When Using A Burger Press, Never Skip The Oiling Step

There's something special about juicy hamburgers, but let's face it, it's hard to mold the patties into a perfect shape without them falling apart, and it can be even more difficult to achieve a consistent shape and size when preparing multiple burgers at a time. That's where the burger press comes in. A burger press can be mechanical or electric, and some can create grill marks in the patties. No matter which burger press is used, they need to be oiled before using them to prevent the ground beef from sticking to the surface.

A burger press forms ground meat into perfectly shaped patties that retain their shape during cooking. They also make it so you handle the meat less. This is important because the more you put your hands on ground beef, the warmer it gets, and the more likely your burgers will turn mushy. A burger press handles the meat for you, plus you can place it in the refrigerator so the burgers are cool before cooking, which helps them stay together.

How to oil a hamburger press

If you're using a burger press with a grill plate, the first step is to find an oil with a high smoke point, so that it doesn't burn. Vegetable oil and coconut oil have a smoke point of 400-450 degrees Fahrenheit, which makes them good choices since burgers are cooked at around 375-400 degrees Fahrenheit. You can apply the oil with a brush, but using a paper towel is easier. Just like when greasing a cast iron pan, put one to two teaspoons of oil on the paper towel and wipe down the inside of the burger press. If you are cooking a large batch of burgers, you may want to oil the press periodically while preparing the patties. If a bit of ground beef starts sticking to the press, it's time to oil it again.

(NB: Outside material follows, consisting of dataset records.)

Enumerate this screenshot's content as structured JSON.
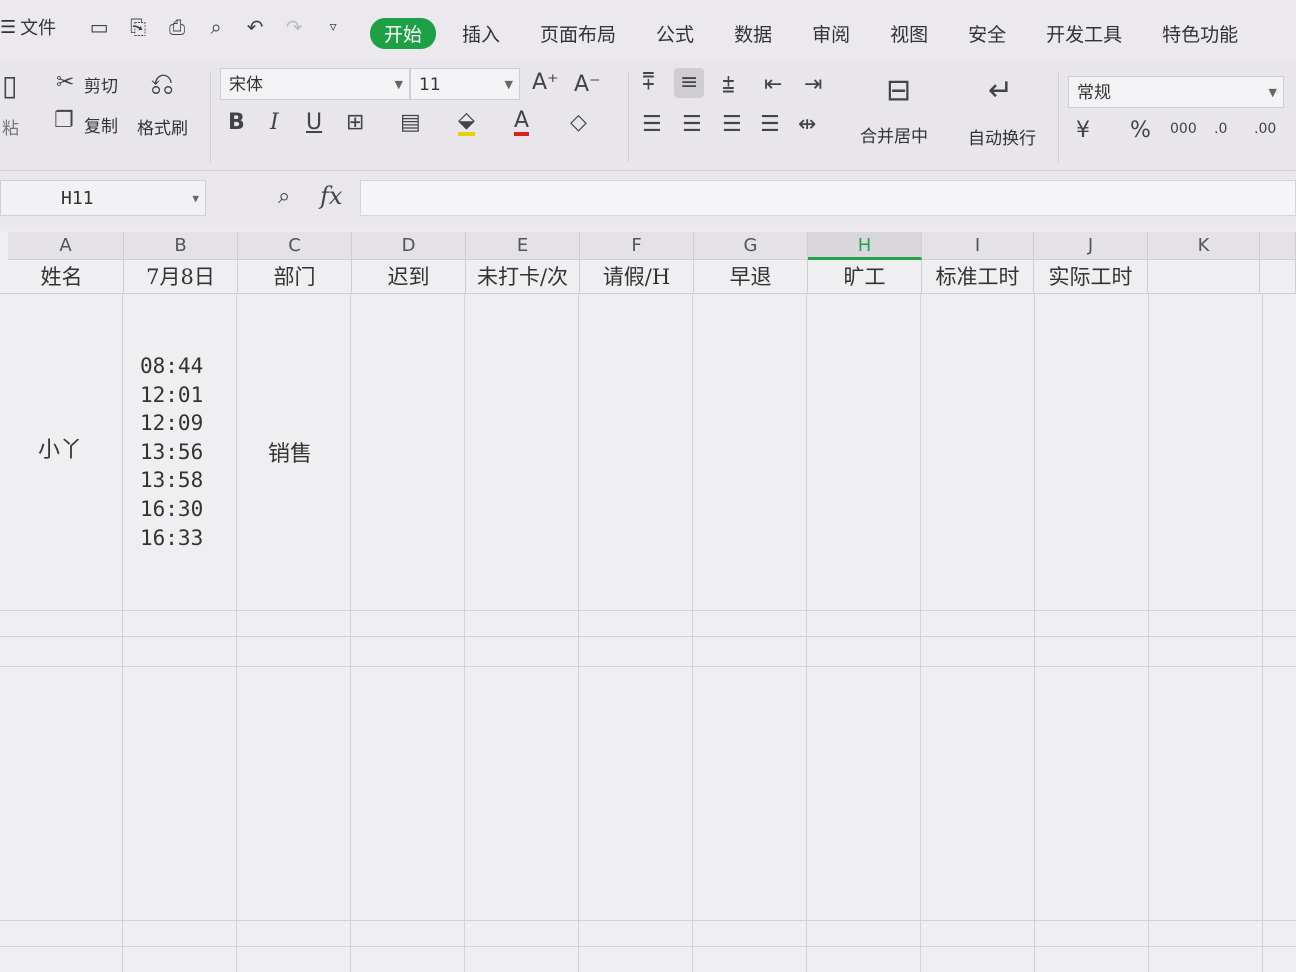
{
  "menu": {
    "file_label": "文件",
    "tabs": [
      "开始",
      "插入",
      "页面布局",
      "公式",
      "数据",
      "审阅",
      "视图",
      "安全",
      "开发工具",
      "特色功能"
    ]
  },
  "ribbon": {
    "paste_label": "粘",
    "cut_label": "剪切",
    "copy_label": "复制",
    "format_painter_label": "格式刷",
    "font_name": "宋体",
    "font_size": "11",
    "merge_center_label": "合并居中",
    "wrap_text_label": "自动换行",
    "number_format": "常规"
  },
  "formula_bar": {
    "name_box": "H11",
    "fx_label": "fx",
    "formula": ""
  },
  "sheet": {
    "columns": [
      "A",
      "B",
      "C",
      "D",
      "E",
      "F",
      "G",
      "H",
      "I",
      "J",
      "K"
    ],
    "selected_column": "H",
    "headers": [
      "姓名",
      "7月8日",
      "部门",
      "迟到",
      "未打卡/次",
      "请假/H",
      "早退",
      "旷工",
      "标准工时",
      "实际工时",
      ""
    ],
    "row": {
      "name": "小丫",
      "times": [
        "08:44",
        "12:01",
        "12:09",
        "13:56",
        "13:58",
        "16:30",
        "16:33"
      ],
      "department": "销售"
    }
  }
}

For easier cleanup, the bottom of the press can also be lined with parchment paper with another piece on top of the patty. Once the patty is formed, you can invert the press onto a sheet of parchment paper and set it on a plate — the nonstick paper allows the burgers to be stacked on top of one another without sticking.